The establishment scheme is a “job after study” for people from non-EU countries with a (professional) bachelor’s, master’s, or Ph.D. degree who need a residence permit to find a suitable paid job in Denmark after graduation. You can now apply for the program up to 12 months after graduation.
The minimum wage per working hour is not fully stated in Denmark, but students earn between 75 and 90 Danish kroner per hour. Working part-time in Denmark is extremely rewarding as you can support yourself and pay a significant portion, if not all, of your living expenses per month.
As an international student in Denmark, you also have the right to work while living here. You can also look for full-time employment when you graduate. work while studying: If you are a Nordic, EU/EEA, or Swiss citizen, there is no limit to the number of hours you can work in Denmark.
Anushree has 4+ years of experience in the career counseling industry as a Content Writer.

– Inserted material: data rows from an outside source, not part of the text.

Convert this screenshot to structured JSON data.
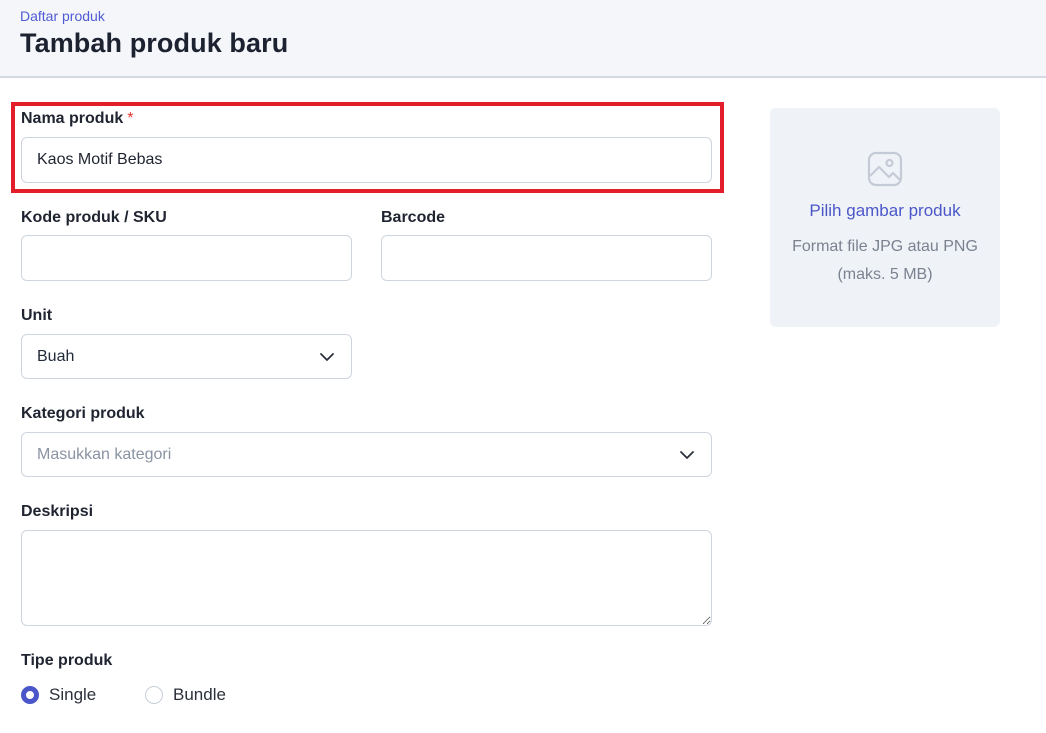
{
  "header": {
    "breadcrumb": "Daftar produk",
    "title": "Tambah produk baru"
  },
  "form": {
    "name": {
      "label": "Nama produk",
      "required_mark": "*",
      "value": "Kaos Motif Bebas"
    },
    "sku": {
      "label": "Kode produk / SKU",
      "value": ""
    },
    "barcode": {
      "label": "Barcode",
      "value": ""
    },
    "unit": {
      "label": "Unit",
      "selected": "Buah"
    },
    "category": {
      "label": "Kategori produk",
      "placeholder": "Masukkan kategori"
    },
    "description": {
      "label": "Deskripsi",
      "value": ""
    },
    "type": {
      "label": "Tipe produk",
      "options": [
        {
          "label": "Single",
          "selected": true
        },
        {
          "label": "Bundle",
          "selected": false
        }
      ]
    }
  },
  "image_panel": {
    "link": "Pilih gambar produk",
    "hint": "Format file JPG atau PNG (maks. 5 MB)",
    "icon": "image-icon"
  },
  "colors": {
    "accent": "#4b57c9",
    "highlight": "#e41d2b",
    "header_bg": "#f4f6fa",
    "required": "#e0342f"
  }
}
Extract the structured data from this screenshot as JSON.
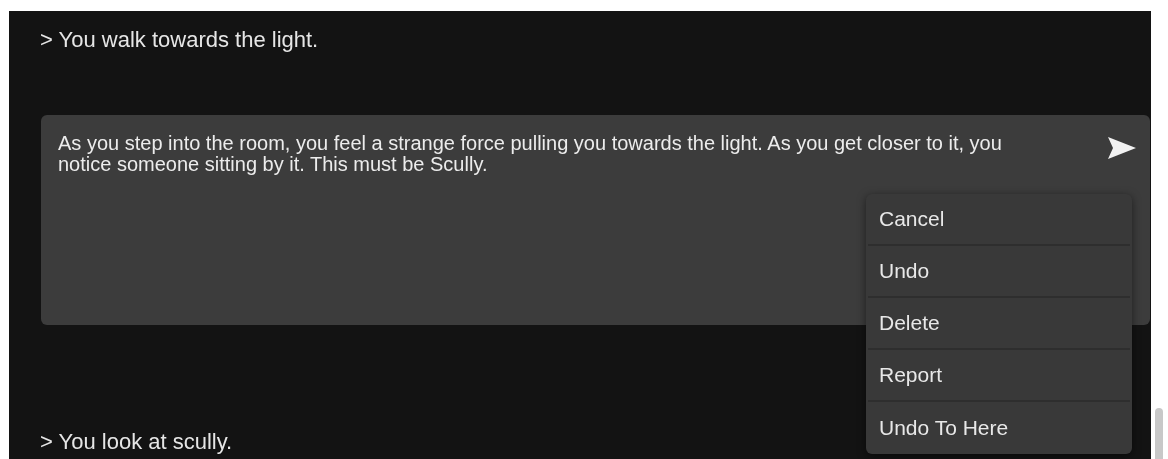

She has also worked as a Social Media Marketing Expert for a startup and Content Quality Analyst for Publishing and E-learning Industry. She has done her Master’s in Commerce and PGDM in Finance & Trade and Marketing & HR, but she is currently following her passion for writing.